— The sixth inning was one of the stranger escapes we’ve seen from a pitcher this season. With two on and one out, Jason Heyward blasted a Matt Moore pitch right down the line and it looked like it would give the Cubs a 6-2 lead. The wind blew the ball a couple of feet foul. Heyward then topped one down the line and Moore’s throw bounced away from first, allowing a run to score. But the umpires called — correctly — Heyward out for running inside the line. It’s a call you rarely see. Moore then struck out Addison Russell to keep what could have easily been a 6-2 or 4-2 game at 3-2. 

— Before the first game of this series, a Giant asked in the dugout, “I wonder what some of the Cubs’ numbers would look like at our place?” Anthony Rizzo is a .159 hitter with no homers in 18 career games at AT&T Park, but he had no issues on a night when conditions were worse than they are most nights in San Francisco. Rizzo homered off Moore in his first two at-bats. 

— Rizzo will occasionally put a bunt down to beat the shift — he had an accidental bunt in his third at-bat — which the Giants have long wanted Brandon Belt to do. Belt pushed one away from the shift in the sixth, and even though it was too close to pitcher Kyle Hendricks, the throw was off and Belt reached second. One of those a week would open up a few more holes. 

— This lineup has made a habit of making mediocre and downright bad pitchers look good, and the actual good ones are taking advantage, too.

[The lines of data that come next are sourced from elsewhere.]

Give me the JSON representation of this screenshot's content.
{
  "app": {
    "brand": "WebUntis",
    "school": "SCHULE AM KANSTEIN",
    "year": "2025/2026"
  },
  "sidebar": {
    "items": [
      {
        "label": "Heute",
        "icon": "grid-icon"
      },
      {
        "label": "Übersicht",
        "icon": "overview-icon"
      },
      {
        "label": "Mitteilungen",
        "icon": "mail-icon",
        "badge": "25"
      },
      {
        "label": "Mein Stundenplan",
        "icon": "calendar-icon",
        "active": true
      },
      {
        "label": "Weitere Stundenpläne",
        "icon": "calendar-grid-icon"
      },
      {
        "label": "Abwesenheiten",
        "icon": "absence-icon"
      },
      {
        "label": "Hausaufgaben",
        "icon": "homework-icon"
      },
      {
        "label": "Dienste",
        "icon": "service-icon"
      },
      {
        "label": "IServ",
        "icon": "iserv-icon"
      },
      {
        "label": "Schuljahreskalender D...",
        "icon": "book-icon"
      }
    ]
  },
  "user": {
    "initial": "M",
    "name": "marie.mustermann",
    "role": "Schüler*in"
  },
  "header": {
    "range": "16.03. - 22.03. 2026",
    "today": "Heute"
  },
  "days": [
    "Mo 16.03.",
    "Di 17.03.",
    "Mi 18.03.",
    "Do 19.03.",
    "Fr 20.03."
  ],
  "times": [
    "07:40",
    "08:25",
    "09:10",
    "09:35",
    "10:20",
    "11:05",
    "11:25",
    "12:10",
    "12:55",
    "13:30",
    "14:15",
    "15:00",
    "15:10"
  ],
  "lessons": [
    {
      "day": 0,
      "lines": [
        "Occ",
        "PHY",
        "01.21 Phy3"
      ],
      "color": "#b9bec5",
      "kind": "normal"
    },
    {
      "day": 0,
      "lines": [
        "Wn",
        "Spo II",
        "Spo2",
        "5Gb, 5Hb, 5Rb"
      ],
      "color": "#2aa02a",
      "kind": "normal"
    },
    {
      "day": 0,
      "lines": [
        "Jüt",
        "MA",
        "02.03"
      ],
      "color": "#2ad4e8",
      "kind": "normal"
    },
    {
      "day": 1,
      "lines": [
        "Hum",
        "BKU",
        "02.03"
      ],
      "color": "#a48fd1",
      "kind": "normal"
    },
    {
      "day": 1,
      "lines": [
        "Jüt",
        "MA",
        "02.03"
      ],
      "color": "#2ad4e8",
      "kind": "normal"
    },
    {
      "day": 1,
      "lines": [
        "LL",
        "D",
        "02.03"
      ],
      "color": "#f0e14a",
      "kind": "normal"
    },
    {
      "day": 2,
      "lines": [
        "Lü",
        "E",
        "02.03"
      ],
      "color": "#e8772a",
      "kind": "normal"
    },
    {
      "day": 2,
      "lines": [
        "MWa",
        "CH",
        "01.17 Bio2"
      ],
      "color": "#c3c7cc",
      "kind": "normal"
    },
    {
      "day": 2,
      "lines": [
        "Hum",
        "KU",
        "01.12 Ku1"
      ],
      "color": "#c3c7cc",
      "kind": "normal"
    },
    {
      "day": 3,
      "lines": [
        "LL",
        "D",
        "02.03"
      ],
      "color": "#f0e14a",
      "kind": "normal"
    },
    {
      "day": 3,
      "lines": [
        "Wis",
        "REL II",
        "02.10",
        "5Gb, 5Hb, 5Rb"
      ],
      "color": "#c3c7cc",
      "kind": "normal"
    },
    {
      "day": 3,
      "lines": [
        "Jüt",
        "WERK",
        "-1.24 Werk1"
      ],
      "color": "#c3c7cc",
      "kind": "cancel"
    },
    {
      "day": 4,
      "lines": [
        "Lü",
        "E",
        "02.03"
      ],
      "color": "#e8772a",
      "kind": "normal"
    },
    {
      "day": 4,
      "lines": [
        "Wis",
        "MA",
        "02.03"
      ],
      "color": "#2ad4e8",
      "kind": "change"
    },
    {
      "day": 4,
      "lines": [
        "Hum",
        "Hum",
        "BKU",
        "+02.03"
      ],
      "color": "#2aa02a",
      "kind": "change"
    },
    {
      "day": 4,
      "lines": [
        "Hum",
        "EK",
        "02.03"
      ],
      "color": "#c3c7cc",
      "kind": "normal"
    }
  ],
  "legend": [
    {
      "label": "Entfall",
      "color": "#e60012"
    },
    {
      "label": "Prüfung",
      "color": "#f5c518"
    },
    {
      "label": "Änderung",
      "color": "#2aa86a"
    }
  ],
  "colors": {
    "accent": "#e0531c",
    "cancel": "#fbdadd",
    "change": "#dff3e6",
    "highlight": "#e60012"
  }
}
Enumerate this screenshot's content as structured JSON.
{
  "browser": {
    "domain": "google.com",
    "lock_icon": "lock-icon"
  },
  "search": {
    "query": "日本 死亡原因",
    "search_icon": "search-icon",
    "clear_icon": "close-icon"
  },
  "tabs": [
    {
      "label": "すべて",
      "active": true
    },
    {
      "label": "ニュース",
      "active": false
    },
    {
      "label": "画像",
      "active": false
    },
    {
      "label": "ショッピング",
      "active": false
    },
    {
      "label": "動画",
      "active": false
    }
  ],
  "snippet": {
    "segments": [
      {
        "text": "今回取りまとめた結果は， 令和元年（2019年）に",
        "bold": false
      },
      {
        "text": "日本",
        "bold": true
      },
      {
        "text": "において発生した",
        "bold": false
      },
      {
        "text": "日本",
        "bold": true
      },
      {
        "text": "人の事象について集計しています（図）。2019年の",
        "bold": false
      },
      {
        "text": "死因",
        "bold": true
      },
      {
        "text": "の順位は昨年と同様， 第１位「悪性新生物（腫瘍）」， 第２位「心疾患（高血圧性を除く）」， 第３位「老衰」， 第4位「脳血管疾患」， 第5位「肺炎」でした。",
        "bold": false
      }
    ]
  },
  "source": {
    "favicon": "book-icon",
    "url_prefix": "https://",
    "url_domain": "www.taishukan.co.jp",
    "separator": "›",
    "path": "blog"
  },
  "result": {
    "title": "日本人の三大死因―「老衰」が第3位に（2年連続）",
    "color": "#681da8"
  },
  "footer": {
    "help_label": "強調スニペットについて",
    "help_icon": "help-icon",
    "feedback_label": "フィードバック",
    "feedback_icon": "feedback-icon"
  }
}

A night after Jon Lester recorded his first complete game of the year, Hendricks threw seven innings for the first time.